- probably tomorrow or later today i plan on splitting the pedal section into its' own article, perhaps giving the other two sections a separate article, a subsection in the new article, or adding the trumpet bit into the article about trumpets. any feedback, comments or suggestions would be appreciated.Joeyramoney 18:35, 4 March 2006 (UTC)
Foo Fighters and Wah
The song "Generator" was not created using a Wah. It was actually a talk box. I saw a television performance wherein Dave used the talk box for the song; he also made some funny Frampton jokes about the talk box. Listening to the song, its clearly a talkbox. Maybe we should add something about the talk box to the main page about the wah pedal?
nah talk boxes shouldn't be with wah pedals.
wah pedals now split
new article at Wah wah pedal. as this is my first split article, there may be a few loose ends and redirects to clean up. any comments etc. would be appreciated. -Joeyramoney 19:24, 5 March 2006 (UTC)
Harmon mute redirects here but the article says nothing about it and I don't know enough to make such a change. So if you're reading this and you know then please add something about it! :) Cburnett 13:44, 11 August 2006 (UTC)
Harmon Mute Con't
That is true. We cannot have a word redirecting to an article that makes no mention of it, it makes no sense, and is probably creating confusion. Measures must be taken to rectify this! —The preceding unsigned comment was added by 18.104.22.168 (talk) 23:38, 11 February 2007 (UTC).
Kinda leaving one out

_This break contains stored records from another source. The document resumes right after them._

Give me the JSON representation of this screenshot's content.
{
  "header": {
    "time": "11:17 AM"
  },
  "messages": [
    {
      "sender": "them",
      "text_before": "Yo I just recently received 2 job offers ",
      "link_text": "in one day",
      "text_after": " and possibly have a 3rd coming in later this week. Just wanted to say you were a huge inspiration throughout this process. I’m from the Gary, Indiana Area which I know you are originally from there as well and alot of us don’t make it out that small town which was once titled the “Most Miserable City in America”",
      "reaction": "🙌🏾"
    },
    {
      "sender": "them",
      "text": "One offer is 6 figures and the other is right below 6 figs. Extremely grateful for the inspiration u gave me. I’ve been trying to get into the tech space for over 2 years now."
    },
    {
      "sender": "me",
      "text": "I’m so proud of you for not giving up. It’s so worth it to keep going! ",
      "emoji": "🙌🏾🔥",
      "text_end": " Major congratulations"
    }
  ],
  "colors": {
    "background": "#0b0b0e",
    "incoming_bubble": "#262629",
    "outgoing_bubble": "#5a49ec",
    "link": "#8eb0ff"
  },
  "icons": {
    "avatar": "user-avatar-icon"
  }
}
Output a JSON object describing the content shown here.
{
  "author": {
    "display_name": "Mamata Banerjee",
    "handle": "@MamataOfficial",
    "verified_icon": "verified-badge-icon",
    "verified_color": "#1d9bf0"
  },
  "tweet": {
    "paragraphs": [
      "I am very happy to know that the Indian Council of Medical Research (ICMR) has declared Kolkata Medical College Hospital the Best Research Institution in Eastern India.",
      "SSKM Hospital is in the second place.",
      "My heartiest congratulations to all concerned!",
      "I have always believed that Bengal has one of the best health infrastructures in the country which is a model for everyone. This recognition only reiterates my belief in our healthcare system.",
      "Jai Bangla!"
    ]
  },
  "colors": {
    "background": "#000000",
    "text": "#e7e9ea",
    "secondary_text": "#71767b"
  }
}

The minor-key pair of trombone notes to denote failure or sadness in a comedy sketch. That's what led me to this article (the Debbie Downer article). —Preceding unsigned comment added by 22.214.171.124 (talk) 23:04, 2 November 2010 (UTC)
Shouldn't there be a link to Miles Davis somewhere in this article? The article on him links to this article, and even says that he made extensive use of the "wah-wah sound". APerson241 (talk) 01:53, 12 June 2013 (UTC)
- Reading over the article, I get the impression that, after the 1930s, practically every jazz trumpet and trombone player employed wah-wah as a normal part of the instrument's technique. If that is so, then why should Miles be named in particular? Did his use of the technique in some way stand out as unusual, or was he more skilled at its use than other players? On the other hand, this article doesn't look particularly well researched. Did the technique have a slow start catching on in jazz, and was Miles a pioneer of its use whose example propelled it to prominence in the 1950s? If any of these things prove to be the case, there will of course need to be a reliable source.—Jerome Kohl (talk) 17:05, 12 June 2013 (UTC)
- Reading the article again, it was clear that it was not so much a disaster as a catastrophe. It did not take long to find a suitable source and, in the process, I learned why Miles Davis should be particularly mentioned in this article. I have accordingly expanded and rewritten to address this issue. Thanks to APerson241 for raising this question.—Jerome Kohl (talk) 00:11, 13 June 2013 (UTC)